* **Directions for this task**:
Using the records that follow, tally the lines containing the word "JSON" and state only the count.

* * * * * * * * *

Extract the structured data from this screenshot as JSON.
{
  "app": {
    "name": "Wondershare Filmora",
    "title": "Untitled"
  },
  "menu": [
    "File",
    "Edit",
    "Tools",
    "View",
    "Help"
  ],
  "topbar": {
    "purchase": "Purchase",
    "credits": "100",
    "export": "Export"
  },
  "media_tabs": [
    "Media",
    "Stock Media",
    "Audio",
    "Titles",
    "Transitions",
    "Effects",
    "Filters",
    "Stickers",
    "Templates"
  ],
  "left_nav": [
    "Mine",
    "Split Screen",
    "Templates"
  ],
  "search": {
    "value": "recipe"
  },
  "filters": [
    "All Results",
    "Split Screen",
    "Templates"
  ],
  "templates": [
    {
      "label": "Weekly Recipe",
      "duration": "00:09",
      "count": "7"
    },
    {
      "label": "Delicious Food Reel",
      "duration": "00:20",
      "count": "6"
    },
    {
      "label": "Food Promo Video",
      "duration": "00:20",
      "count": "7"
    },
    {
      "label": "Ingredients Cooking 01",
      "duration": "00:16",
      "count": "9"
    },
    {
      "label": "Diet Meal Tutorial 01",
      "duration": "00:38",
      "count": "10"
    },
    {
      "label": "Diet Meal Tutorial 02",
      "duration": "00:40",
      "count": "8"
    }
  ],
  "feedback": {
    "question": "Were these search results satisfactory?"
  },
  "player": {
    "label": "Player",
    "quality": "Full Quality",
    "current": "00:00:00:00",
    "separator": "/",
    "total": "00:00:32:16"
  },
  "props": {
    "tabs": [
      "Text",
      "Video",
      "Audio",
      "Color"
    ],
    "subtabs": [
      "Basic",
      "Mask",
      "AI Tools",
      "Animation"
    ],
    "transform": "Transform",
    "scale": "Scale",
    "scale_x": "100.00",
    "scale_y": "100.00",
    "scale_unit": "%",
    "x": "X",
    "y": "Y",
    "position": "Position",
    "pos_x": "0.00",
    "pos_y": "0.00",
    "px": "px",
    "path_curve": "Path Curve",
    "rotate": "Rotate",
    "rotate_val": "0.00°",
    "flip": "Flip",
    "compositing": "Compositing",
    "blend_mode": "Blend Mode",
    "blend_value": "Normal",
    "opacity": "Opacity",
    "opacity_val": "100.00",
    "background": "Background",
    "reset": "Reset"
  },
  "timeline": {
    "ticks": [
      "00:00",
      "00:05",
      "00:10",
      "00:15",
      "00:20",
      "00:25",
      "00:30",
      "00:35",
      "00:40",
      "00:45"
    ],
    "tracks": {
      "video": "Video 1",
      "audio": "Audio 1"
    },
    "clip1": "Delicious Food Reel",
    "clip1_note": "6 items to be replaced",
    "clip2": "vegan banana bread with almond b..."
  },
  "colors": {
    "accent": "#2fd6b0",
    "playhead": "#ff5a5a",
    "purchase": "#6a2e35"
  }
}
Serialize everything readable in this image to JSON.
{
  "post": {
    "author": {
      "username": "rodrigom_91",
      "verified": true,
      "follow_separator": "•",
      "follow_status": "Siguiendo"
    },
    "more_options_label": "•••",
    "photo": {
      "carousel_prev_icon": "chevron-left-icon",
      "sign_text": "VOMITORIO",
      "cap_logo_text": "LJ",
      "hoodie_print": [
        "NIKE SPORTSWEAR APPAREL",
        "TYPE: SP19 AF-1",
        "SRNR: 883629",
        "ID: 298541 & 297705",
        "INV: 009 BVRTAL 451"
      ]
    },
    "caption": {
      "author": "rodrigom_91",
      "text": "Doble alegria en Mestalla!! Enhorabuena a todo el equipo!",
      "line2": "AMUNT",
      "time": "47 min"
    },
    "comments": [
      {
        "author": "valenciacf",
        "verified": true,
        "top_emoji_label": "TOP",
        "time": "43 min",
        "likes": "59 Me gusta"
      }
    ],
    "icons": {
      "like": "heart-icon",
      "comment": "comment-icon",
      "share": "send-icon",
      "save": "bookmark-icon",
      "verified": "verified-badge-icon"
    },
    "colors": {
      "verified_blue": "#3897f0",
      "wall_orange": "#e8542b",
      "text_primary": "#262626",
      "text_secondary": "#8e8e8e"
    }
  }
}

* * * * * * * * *

* **Task answer**:
2